Hmm. We ordered a second number from Verizon for my husband's work phone and requested that it be unlisted. When I asked for the assigned number, the service rep said she couldn't give it to me because it was unlisted.
That left me with a paradox ... created by absolute stupidity.

Mac H.
10-30-2011, 07:28 AM
The real world may not give us many paradoxes - but beauracracy gives us plenty.

eg: If you lodge a copy of your will with the Malta probate office and want to review it later it is easy. You just have to provide a notarised copy of your own death certificate and they'll let you read it.

Or the classic restraining order example:

"You are ordered to not approach her home or work"
"Ok - but where are they?"
"I'm not going to tell you - but I will get you arrested if you go within 200 metres"
"So there are places I'm not allowed to go in this town without being arrested - but you won't tell me were they are?"


10-30-2011, 09:40 AM
A zombie who's a vegetarian!


Q: What does a vegetarian zombie eat?

A: Graaaiiiinnnsssss.

10-30-2011, 09:56 AM
A paradox is a medical convention with only two attendees.

Mac H.
10-30-2011, 03:17 PM
I just saw a good one.

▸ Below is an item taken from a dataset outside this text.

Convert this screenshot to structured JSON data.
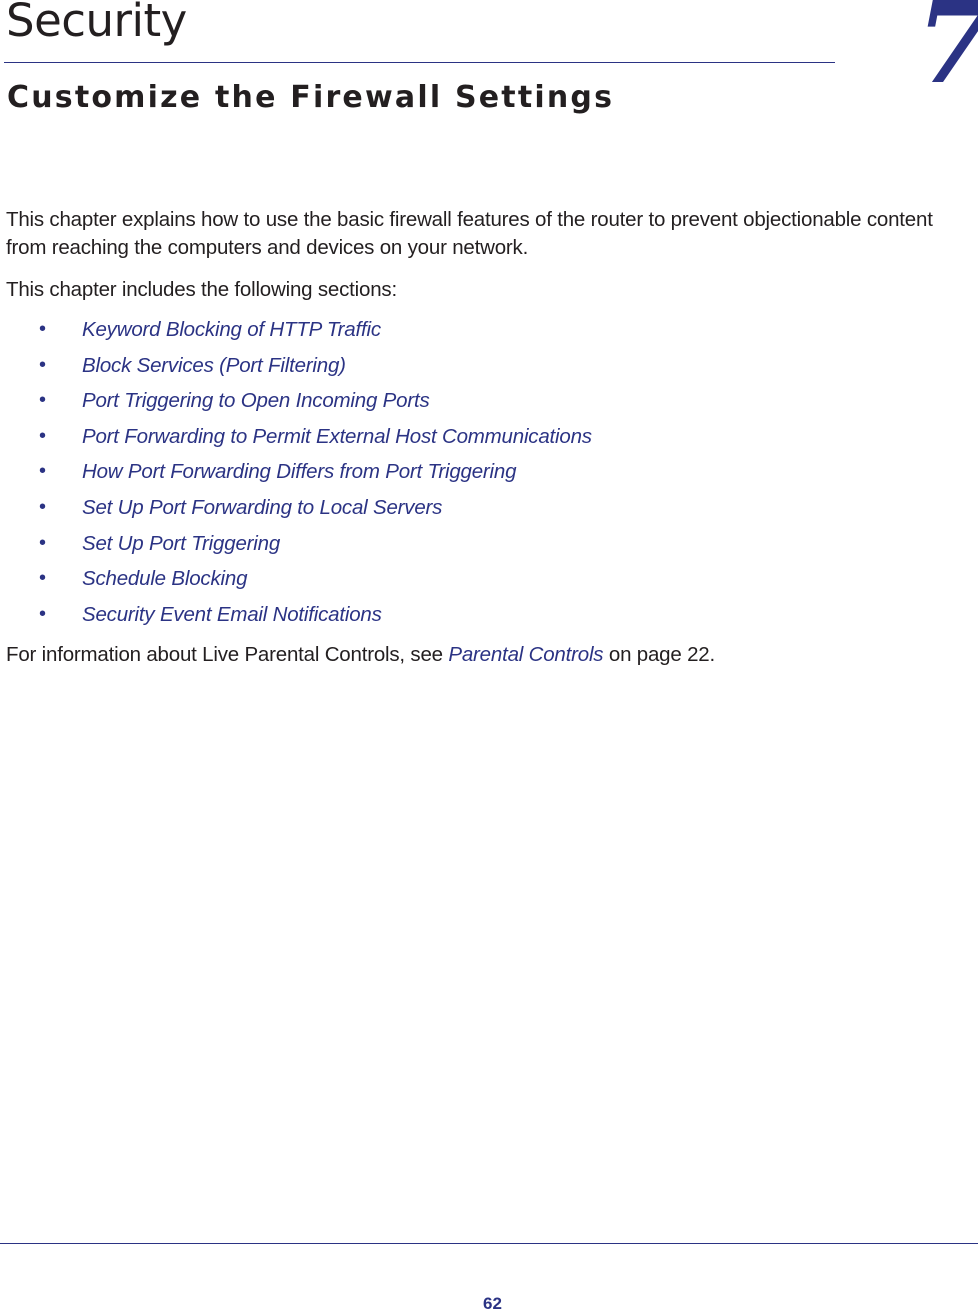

Image here: http://flowingdata.com/2011/10/28/best-statistics-question-ever/

It's from a multiple choice maths question:

If you chose an answer to this question at random, what is the chance you will be correct?

a) 25%
b) 50%
c) 60%
d) 25%

(PS: I can't see why a ghost being afraid of the dark should be so surprising - let alone a paradox.

We aren't afraid of the dark because of our ignorance - we think that there's nothing fearful hidden there.

The ghost knows better. He knows the truth. That's why he's terrified.

There are somethings that are so much more terrible than you & I can imagine.)

Drachen Jager
10-31-2011, 02:15 AM
It's not really a paradox, not that any of these are, but the kind of contradictory characteristics you're looking for.

I see this everywhere, it's pathetically common in our modern society. Spending tens of thousands on work-saving devices, leaf-blowers, snow-blowers, riding lawnmowers, and spending thousands more on exercise equipment and gym memberships.

10-31-2011, 03:18 AM
To put it too simply:

A paradox is something you'd scratch your head over.

An oxymoron is something you'd roll your eyes at.

*Calm stormie leaves thread like a soft gentle breeze blowing through*

10-31-2011, 01:54 PM
I think a true literary paradox is Herodotus's famous one - All Greeks are liars.

Drachen Jager
10-31-2011, 07:16 PM
Being a liar doesn't mean they lie non-stop though.

10-31-2011, 07:30 PM
Which was part of the point I think he was making... among many other points you can read into it about definitive statements :)

11-01-2011, 03:47 AM
The statement below is false.

The statement above is true.